Photo by Molly Belle on Unsplash

In the spirit of using more inclusive language, I’ve compiled a list of five common sayings that can be insulting to the unpartnered. Please consider eliminating these phrases from your vocabulary. Doing so could make you a better ally to the singles in your orbit!

1. There’s Someone For Everyone

This platitude is problematic because it assumes everyone wants “a someone” in the first place. Science shows plenty of singles are happy. In fact, they’re often happier than their partnered peers. So, stop suggesting people in your life are going solo because they’ve been unlucky in love. Who knows? Maybe their lives are better for having the additional freedom a single lifestyle affords. Maybe they got lucky by not settling down. Maybe they even secretly feel sorry for you. See, the pity’s not so much fun when it’s on the other foot! 

2. You’re Being Too Picky

This one is a pretty serious example of single-shaming. At best, you’re encouraging a friend to settle for someone they’re not comfortable with. At worst, you’re slyly suggesting the sort of person they’re seeking is out of their league.
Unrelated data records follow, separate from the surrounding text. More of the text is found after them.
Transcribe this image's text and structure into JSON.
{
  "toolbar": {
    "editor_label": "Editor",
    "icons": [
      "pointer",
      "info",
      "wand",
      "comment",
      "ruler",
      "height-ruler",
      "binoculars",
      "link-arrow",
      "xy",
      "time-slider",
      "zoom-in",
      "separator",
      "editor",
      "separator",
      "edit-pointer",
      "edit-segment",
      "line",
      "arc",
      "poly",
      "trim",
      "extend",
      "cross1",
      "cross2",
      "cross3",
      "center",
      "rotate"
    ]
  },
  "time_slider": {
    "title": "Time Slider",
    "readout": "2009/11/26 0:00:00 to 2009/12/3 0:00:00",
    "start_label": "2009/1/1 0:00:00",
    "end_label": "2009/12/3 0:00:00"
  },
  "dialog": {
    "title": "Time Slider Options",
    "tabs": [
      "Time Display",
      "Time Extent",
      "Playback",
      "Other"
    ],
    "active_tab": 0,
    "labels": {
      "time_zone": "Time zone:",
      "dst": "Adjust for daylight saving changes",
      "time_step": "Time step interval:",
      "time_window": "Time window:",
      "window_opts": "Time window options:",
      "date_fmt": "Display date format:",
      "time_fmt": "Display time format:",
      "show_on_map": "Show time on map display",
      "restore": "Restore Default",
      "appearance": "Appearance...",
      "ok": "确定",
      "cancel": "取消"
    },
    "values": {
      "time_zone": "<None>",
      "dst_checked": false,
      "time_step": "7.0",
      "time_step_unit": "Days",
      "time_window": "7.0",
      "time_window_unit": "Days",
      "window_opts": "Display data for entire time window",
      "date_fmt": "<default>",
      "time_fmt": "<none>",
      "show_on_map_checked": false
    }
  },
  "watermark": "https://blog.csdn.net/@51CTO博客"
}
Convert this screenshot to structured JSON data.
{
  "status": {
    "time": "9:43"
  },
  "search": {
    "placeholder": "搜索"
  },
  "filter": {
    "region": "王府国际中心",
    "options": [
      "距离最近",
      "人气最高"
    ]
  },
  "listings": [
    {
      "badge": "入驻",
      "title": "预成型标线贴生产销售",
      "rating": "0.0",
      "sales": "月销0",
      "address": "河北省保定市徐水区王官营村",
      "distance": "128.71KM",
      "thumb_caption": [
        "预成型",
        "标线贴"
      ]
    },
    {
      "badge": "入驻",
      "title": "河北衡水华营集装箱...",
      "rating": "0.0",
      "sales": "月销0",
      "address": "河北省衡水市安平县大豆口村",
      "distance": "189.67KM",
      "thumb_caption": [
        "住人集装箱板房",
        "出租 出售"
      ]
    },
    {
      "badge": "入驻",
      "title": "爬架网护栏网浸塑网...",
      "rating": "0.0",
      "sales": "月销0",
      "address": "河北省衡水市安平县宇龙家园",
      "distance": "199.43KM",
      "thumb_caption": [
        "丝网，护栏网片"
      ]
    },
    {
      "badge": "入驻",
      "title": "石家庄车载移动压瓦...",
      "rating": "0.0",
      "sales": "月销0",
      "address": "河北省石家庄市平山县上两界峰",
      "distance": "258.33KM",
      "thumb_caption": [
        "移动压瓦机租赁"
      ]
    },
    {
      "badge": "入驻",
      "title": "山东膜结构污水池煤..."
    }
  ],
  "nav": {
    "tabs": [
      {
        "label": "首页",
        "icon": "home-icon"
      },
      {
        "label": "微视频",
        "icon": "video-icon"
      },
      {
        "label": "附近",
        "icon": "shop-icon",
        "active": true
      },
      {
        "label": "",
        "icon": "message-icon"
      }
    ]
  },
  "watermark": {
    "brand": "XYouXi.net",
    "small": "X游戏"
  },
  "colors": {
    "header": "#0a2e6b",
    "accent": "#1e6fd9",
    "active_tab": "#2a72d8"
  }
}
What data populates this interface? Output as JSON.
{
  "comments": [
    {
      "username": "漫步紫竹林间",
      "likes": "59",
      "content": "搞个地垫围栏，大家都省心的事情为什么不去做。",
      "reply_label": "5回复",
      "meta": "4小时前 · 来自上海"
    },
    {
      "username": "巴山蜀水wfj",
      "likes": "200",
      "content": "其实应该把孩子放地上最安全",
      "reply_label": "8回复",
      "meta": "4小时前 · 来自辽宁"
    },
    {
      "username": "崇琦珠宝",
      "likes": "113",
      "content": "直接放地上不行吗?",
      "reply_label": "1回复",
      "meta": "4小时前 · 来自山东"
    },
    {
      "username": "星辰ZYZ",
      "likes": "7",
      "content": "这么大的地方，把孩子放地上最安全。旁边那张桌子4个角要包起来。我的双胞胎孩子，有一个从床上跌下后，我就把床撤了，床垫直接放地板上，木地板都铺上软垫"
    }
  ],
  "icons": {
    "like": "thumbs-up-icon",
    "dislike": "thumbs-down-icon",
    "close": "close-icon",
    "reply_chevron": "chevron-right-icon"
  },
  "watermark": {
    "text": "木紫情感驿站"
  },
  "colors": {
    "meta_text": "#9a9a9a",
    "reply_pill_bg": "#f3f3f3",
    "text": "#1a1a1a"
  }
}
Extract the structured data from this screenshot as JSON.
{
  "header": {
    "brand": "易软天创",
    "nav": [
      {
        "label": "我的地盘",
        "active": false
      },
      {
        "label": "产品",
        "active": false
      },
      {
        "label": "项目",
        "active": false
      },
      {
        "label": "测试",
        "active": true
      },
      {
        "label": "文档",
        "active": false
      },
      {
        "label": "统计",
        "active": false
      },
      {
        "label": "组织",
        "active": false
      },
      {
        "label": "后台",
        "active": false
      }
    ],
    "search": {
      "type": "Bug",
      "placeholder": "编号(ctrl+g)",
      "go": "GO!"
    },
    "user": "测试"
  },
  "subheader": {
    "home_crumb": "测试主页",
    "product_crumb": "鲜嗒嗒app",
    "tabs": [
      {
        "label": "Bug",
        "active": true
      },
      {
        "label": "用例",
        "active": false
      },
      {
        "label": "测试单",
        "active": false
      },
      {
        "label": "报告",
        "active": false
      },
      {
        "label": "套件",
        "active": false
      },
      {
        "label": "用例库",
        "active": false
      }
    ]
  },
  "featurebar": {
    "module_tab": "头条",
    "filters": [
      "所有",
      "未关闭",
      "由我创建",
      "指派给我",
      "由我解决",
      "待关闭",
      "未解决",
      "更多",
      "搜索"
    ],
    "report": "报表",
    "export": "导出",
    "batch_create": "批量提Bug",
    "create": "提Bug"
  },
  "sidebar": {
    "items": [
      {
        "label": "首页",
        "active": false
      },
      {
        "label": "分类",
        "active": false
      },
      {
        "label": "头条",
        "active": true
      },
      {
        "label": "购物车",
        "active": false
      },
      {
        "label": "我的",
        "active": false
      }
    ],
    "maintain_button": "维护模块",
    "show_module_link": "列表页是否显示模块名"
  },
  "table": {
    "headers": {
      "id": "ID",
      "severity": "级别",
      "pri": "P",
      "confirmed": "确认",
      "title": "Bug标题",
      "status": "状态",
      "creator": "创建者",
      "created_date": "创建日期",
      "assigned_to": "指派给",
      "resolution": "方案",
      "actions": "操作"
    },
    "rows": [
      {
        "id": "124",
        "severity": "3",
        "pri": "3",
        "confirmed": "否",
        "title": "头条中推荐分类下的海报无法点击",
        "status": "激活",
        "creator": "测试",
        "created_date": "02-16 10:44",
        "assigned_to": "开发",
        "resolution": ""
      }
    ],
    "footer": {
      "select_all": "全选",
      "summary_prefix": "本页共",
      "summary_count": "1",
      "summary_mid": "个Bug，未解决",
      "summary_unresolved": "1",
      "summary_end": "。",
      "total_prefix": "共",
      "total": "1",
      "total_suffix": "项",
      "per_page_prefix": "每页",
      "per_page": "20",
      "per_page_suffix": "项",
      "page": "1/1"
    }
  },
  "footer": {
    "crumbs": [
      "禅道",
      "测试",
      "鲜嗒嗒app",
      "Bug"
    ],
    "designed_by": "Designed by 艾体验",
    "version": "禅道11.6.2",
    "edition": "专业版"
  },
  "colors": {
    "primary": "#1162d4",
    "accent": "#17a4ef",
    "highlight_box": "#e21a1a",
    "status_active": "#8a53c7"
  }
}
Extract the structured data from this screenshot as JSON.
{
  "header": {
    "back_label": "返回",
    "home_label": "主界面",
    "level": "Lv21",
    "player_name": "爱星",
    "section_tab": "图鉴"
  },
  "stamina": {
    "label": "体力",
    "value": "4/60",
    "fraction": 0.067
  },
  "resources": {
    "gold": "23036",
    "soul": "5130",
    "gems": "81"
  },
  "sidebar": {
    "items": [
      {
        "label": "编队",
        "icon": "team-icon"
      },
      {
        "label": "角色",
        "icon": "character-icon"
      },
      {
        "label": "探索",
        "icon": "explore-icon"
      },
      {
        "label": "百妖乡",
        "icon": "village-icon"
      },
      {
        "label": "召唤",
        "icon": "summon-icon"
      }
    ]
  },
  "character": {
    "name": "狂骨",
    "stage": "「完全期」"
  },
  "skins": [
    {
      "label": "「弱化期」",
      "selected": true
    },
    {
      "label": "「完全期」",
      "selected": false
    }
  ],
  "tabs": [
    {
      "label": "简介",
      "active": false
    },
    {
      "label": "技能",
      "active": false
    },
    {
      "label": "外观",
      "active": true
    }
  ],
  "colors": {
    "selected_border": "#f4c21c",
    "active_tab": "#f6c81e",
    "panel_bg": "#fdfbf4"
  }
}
The truth is, single folks can be as picky or as open-minded as they like. It’s entirely their prerogative! Please do not presume to tell another human which sort of partner they do or do not deserve. If they’d rather be single until they meet their own personal Timothie Chalamet, please support them in that quest!

3. Aren’t You Lonely?

First of all, everyone gets lonely! This includes partnered people, and likely explains why the divorce rate is so damn high. In fact, research suggests that in some respects, single people are far less lonely! Case in point: The average single person has 1.9 more friends than their married counterparts. There’s a variety of valid ways to form meaningful attachments, many of which do not involve romance. For reference, please watch Steel Magnolias. It’s a very good film.

4. Tick tock! It’s Time to Worry About That Biological Clock!

First of all, assuming someone wants kids in 2019 is about as retrograde as dial-up internet. Plenty of people are content being child-free, so don’t assume your uncoupled friends are desperate to have babies. Plus, unless you’re their doctor (which ethical guidelines suggest you probably shouldn’t be), you don’t know your friend’s individual fertility situation. Invoking the passage of time is in no way productive!

5. You’ll Find Them When You Stop Looking

Admittedly, most people who use this aphorism are well-meaning. They’re trying to get you to stop fretting about finding the right person and just enjoy life. However, it’s still a condescending (and unrealistic) piece of advice. Research shows approximately 40% of American couples now meet online. So while it’s not healthy to live a life that revolves around ating, the stats show looking for a partner is often the best way to find one. Like anything in life, dating typically takes effort. Let’s stop circulating the fairytale notion that laziness breeds love. If you were lucky enough to find someone without looking, that’s awesome! But please recognize not all people are so privileged.

Sarah Sahagian

Sarah Sahagian

Sarah Sahagian is a feminist writer based in Toronto. Her byline has appeared in such publications as Elle Canada, Flare, Bitch Media, The Toronto Star, and The National Post. She is also the co-host of You Do You: A Dating Podcast. Sarah holds a master’s degree in Gender Studies from The London School of Economics. You can find her on Twitter, where she posts about politics and live-tweets The Bachelor